Task objective =>
Omit every picture and return the rest of the data unaltered.

Records for this exercise START

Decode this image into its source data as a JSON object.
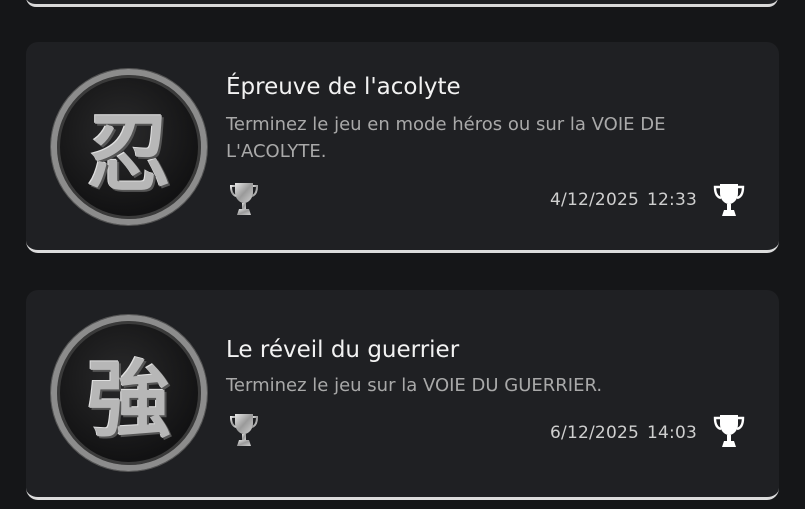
{
  "colors": {
    "background": "#151618",
    "card": "#1f2023",
    "card_accent_line": "#dcdcdc",
    "title_text": "#f2f2f2",
    "description_text": "#a9a9a9",
    "trophy_silver": "#bdbdbd",
    "trophy_white": "#ffffff"
  },
  "trophies": [
    {
      "emblem_glyph": "忍",
      "title": "Épreuve de l'acolyte",
      "description": "Terminez le jeu en mode héros ou sur la VOIE DE L'ACOLYTE.",
      "grade_icon": "silver-trophy-icon",
      "date": "4/12/2025",
      "time": "12:33",
      "status_icon": "trophy-earned-icon"
    },
    {
      "emblem_glyph": "強",
      "title": "Le réveil du guerrier",
      "description": "Terminez le jeu sur la VOIE DU GUERRIER.",
      "grade_icon": "silver-trophy-icon",
      "date": "6/12/2025",
      "time": "14:03",
      "status_icon": "trophy-earned-icon"
    }
  ]
}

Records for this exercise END

Exercise output =>
Decode this image into its source data as a JSON object.
{
  "colors": {
    "background": "#151618",
    "card": "#1f2023",
    "card_accent_line": "#dcdcdc",
    "title_text": "#f2f2f2",
    "description_text": "#a9a9a9",
    "trophy_silver": "#bdbdbd",
    "trophy_white": "#ffffff"
  },
  "trophies": [
    {
      "emblem_glyph": "忍",
      "title": "Épreuve de l'acolyte",
      "description": "Terminez le jeu en mode héros ou sur la VOIE DE L'ACOLYTE.",
      "grade_icon": "silver-trophy-icon",
      "date": "4/12/2025",
      "time": "12:33",
      "status_icon": "trophy-earned-icon"
    },
    {
      "emblem_glyph": "強",
      "title": "Le réveil du guerrier",
      "description": "Terminez le jeu sur la VOIE DU GUERRIER.",
      "grade_icon": "silver-trophy-icon",
      "date": "6/12/2025",
      "time": "14:03",
      "status_icon": "trophy-earned-icon"
    }
  ]
}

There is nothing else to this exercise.